Bruised by the “shame” of the offensive launched by their country, they decided to help the Ukrainians. Russians living in Bulgaria recount their mood and their mobilization to overcome the shortcomings of a poor country faced with an influx of refugees.
One has lived in this Eastern European country for 15 years and runs a children’s holiday center that has been turned into a reception center for those who fled the bombings since the start of the war.
When Ukrainian Elena Bondarenko fled her city of Zaporozhye in April, she did not expect to be rescued by a Russian when she arrived in Burgas on the Black Sea coast.
“At first it was a shockThis 36-year-old former bank employee, who arrived with her two children and her mother, told AFP.And then it’s just the opposite. I’m glad to see that not all Russians are aggressors“.

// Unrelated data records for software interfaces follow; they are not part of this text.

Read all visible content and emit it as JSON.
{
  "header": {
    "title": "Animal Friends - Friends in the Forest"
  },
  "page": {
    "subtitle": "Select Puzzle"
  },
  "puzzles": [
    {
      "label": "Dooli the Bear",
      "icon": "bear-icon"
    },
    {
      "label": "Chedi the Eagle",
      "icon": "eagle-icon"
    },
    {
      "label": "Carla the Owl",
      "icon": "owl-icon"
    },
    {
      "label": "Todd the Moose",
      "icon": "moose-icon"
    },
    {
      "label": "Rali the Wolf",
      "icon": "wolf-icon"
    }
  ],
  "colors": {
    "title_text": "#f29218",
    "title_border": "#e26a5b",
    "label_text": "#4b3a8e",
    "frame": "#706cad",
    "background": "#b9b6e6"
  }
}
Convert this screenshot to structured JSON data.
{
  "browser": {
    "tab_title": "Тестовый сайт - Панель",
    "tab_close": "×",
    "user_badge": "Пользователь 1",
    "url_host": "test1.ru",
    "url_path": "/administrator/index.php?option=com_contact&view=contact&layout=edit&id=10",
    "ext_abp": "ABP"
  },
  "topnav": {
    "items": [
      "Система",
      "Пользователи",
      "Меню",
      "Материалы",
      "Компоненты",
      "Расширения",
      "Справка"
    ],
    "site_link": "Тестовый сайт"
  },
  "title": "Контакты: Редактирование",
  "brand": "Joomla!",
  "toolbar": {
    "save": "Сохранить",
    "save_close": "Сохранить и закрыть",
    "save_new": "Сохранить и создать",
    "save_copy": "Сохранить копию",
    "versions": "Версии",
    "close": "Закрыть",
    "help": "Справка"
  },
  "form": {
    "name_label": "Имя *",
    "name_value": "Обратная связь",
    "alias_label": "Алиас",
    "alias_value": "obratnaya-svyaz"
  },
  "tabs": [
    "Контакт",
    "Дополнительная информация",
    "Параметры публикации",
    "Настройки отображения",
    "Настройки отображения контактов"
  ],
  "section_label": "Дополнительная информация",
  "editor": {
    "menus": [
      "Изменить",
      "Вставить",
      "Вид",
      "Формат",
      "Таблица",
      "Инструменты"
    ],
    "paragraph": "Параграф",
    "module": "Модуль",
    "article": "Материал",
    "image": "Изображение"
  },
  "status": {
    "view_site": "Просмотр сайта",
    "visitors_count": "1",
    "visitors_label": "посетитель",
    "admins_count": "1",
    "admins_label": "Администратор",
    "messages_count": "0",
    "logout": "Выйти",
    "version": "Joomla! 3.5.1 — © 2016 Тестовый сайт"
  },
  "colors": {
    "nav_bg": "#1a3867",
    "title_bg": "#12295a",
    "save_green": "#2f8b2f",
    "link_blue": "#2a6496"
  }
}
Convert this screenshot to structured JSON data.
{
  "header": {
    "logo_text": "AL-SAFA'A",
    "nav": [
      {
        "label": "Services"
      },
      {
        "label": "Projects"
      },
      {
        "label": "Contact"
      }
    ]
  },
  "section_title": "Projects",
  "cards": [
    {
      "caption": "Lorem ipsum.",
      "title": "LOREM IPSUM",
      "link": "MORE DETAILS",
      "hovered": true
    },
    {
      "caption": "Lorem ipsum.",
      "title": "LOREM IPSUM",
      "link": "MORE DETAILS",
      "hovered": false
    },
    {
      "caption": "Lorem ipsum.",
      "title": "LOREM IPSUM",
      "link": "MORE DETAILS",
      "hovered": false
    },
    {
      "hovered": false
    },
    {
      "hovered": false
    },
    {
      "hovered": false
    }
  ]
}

His benefactor, who chose not to be named for security reasons and refuses to discuss politics, is hosting about 160 Ukrainians, some of whom had to leave nearby hotels at the start of the tourist season.
“I never hid that I was Russian because they immediately saw that I had good intentions. Nationality doesn’t matter when you want to help people“, explains the energetic forties, piercing blue eyes and easy humor.
He receives a daily allowance of 7.5 euros per person from the state, which is a modest sum compared to what his care costs him. But how can he drive them away as winter approaches, he gasps, bemoaning the lack of language courses or employment support.
In this former communist bloc country with strong historical ties to Moscow, the government has not been the most welcoming, prompting the departure of many refugees who have rebuffed sometimes hostile remarks.
Of a total of around 932,000 recorded arrivals, only 51,000 people are still there, according to official statistics.
In the nearby coastal city of Varna, another Russian is fighting to support the Ukrainians.
This 47-year-old translator traveled hundreds of kilometers to pick them up at the border with Romania. She put her professional experience at their service, shared clothes and still has several families.
No “collective responsibility”
But unlike the hotelier, she shies away when asked about her background.
“I found the formula: ‘I was born in Russia‘. It hurts less to say it this way“, she says, also on condition of anonymity for fear of reprisals against her mother, who remained in the country.
“That feeling, I can’t describe it: you are ashamed of your own country“, she adds.
If those who help, in the community of 17,500 Russians living in Bulgaria, often do so in the shadows, Viktor Bakurevic is not afraid to speak loud and clear.
He moved to Varna 14 years ago, where he founded the Russian retail chain Berezka.